As a first ever attempt, researchers have directly measured the expanding greenhouse effect of methane at the Earth’s surface. A team of scientists from the U.S. Department of Energy’s Lawrence Berkeley National Laboratory (Berkeley Lab) monitored an increase in the warming effect of methane—one of the most significant greenhouse gases for the Earth’s atmosphere—across a 10-year period at a DOE field observation site in northern Oklahoma.
This graph shows a time series of the greenhouse effect of methane in Watts per square meter, measured at the Earth’s surface over a ten-year period at a research site in northern Oklahoma. The red line is the trend in the time series, and the grey shading represents uncertainty. (Image credit: Berkeley Lab)
The outcomes of the study were reported online in the
Nature Geoscience journal on April 2, 2018, in an article titled “Observationally derived rise in methane surface forcing mediated by water vapor trends.” The article shows that the greenhouse effect of methane traced the global pause in the concentrations of methane in the early 2000s and started to increase simultaneously when that the concentrations started to increase in 2007.
We have long suspected from laboratory measurements, theory, and models that methane is an important greenhouse gas. Our work directly measures how increasing concentrations of methane are leading to an increasing greenhouse effect in the Earth’s atmosphere.
Dan Feldman, Lead Author & Berkeley Lab Research Scientist
Greenhouse gases are those that trap heat in the atmosphere, predominantly because they absorb specific wavelengths of energy emitted by the Earth. When there is a change in their atmospheric concentrations, the scientific community anticipates that the amount of energy absorbed by these gases will change accordingly; however, before this research, that anticipation for methane had not been confirmed outside of the laboratory.
The researchers investigated highly calibrated long-term measurements to segregate the varying greenhouse effect of methane. They performed this by analyzing the measurements over the wavelengths at which methane is understood to apply its greenhouse effect and combined those with a series of other atmospheric measurements to control for other confounding factors, such as water vapor.
This research was enabled by the extensive measurements of the Earth’s atmosphere routinely gathered by the DOE for decades at its Atmospheric Radiation Measurement (ARM) facilities, and otherwise, would not have been feasible without such detailed observations.
The DOE ARM program supports and manages three long-term atmospheric observatories: the Eastern North Atlantic observatory on the Azores Islands, the North Slope of Alaska observatory in far-northern Alaska, and the Southern Great Plains observatory in Oklahoma. The program has also deployed three ARM mobile facilities and various ARM aerial facilities. Collectively, these assets allow researchers to conduct targeted and very detailed investigations to promote the basic scientific knowledge of the Earth system.

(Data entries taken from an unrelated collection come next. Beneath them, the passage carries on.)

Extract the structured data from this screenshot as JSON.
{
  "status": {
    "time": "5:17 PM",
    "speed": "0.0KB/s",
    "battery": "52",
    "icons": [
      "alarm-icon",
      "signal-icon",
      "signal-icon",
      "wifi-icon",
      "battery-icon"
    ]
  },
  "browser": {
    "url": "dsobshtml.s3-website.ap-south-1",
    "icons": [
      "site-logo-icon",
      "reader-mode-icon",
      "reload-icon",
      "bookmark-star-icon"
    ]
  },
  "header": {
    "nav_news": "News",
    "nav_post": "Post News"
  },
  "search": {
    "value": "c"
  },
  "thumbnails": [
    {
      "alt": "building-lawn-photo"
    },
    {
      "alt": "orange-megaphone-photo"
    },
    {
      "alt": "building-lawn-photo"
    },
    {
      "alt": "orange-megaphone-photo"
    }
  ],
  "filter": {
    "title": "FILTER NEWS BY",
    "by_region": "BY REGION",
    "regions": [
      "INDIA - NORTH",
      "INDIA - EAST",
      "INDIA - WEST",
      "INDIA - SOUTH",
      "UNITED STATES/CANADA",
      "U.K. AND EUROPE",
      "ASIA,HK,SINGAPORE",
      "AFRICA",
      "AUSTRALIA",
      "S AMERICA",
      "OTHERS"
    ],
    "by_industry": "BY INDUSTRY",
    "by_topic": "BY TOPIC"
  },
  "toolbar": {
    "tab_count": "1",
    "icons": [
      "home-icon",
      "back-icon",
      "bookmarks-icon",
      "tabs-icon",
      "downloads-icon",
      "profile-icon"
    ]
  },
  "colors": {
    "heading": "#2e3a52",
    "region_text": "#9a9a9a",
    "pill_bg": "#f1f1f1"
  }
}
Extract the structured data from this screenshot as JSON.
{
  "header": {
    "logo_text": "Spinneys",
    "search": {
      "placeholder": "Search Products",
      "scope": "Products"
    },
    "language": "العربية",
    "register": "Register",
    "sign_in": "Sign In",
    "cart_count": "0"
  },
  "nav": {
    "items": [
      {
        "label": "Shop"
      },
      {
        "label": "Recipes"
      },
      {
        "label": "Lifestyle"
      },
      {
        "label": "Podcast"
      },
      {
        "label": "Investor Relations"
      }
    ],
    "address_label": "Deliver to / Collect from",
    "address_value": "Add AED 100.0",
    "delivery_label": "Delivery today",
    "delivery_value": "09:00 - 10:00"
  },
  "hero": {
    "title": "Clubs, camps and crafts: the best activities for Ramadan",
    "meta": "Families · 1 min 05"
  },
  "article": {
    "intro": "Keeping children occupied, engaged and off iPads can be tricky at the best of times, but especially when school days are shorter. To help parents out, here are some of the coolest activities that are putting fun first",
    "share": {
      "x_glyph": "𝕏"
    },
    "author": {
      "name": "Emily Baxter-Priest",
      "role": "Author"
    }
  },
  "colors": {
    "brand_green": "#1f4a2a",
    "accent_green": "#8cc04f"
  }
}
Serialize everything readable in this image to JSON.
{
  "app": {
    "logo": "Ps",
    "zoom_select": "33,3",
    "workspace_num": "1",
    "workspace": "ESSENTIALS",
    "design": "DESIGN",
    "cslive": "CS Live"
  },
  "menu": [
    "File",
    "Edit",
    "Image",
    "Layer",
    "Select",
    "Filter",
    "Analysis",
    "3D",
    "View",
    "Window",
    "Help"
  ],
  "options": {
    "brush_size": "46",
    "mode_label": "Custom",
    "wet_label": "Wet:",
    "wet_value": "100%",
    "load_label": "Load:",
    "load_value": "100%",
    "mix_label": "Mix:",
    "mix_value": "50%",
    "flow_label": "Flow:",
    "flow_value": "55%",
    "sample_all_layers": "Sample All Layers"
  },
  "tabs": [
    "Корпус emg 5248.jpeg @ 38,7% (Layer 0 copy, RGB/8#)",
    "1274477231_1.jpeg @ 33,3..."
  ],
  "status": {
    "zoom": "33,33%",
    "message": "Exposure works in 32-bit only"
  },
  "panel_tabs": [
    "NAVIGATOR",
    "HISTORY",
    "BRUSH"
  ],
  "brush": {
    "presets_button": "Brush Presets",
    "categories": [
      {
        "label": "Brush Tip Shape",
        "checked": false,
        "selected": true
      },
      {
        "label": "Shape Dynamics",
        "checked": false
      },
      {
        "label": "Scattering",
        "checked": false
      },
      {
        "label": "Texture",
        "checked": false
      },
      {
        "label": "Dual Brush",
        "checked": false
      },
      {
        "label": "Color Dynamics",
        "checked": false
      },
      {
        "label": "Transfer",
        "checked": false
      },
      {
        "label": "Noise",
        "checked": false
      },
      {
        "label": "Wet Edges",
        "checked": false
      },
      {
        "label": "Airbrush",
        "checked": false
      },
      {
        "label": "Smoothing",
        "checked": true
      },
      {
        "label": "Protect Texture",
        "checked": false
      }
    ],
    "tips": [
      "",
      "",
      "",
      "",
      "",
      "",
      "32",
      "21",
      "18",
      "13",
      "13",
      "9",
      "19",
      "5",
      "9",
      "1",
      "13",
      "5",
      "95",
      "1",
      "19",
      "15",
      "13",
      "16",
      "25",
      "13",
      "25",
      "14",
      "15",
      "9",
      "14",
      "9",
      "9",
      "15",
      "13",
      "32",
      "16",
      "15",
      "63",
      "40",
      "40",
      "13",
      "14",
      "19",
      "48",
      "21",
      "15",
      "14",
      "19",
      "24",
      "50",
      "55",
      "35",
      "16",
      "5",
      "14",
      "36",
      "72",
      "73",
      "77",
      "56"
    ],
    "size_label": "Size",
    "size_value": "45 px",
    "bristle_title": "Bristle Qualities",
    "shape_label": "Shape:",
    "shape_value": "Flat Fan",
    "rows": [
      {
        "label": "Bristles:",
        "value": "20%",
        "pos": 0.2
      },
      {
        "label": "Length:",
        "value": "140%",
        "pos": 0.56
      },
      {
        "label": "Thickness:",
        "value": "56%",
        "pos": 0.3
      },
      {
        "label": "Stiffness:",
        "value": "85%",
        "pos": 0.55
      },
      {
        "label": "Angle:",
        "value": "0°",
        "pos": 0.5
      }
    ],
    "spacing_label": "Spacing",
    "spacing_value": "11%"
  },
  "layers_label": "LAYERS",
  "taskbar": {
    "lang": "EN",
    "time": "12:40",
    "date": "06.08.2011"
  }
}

The scientists are confident that this kind of direct field observation can offer a complete and more exact picture of the way atmospheric greenhouse gas concentrations are associated with their warming effect on Earth’s surface.
The Department of Energy’s Office of Science funded this study.